At my last oncology appointment, Tara, the nurse-practitioner, tells me this is normal. “Think of what you’ve been through in the last six months,” she says. “You got diagnosed. You moved. They told you you needed surgery. So you had surgery. Then, you recovered from that and they told you that you needed to have chemo. You had chemo. Now, for the first time since you were diagnosed, you have a little breathing room to process what’s happened to you.”
Feelings come out, apparently, for everyone at this stage of the game. My pack of unruly dogs happens to be heavy on the yapping guilt and anxiety.
I tell Tara, the nurse practitioner, about a post I read recently in The New York Times “Well” blog.

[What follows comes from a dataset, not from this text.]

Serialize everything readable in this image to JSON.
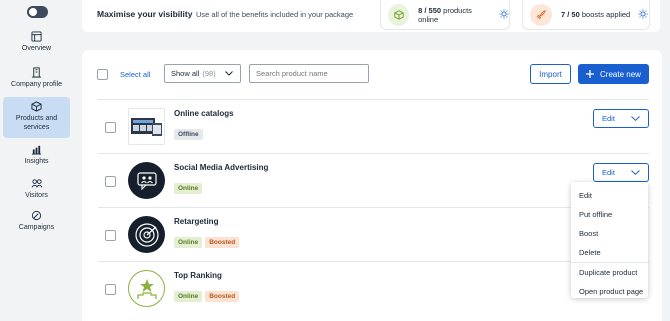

In it, journalist Tara Parker-Pope brings together several research studies that show people who are supportive and understanding of others can be remarkably hard on themselves. Um, have we met?
And, the research seems to show, those who score high what they’re calling “self-compassion,” otherwise known as giving yourself a break, have lower rates of anxiety and depression. They also tend to be happier and more optimistic. Preliminary data suggests that self-compassion may even help people eat healthier and lose weight. So giving myself a break may actually improve my health.
Admittedly, this data is far from conclusive—it’s one doctor with one book, and one study from Wake Forest University—but it seems like there’s a nugget of truth in there. I think I’m going to read that blog post again.
Dogs, get thee gone!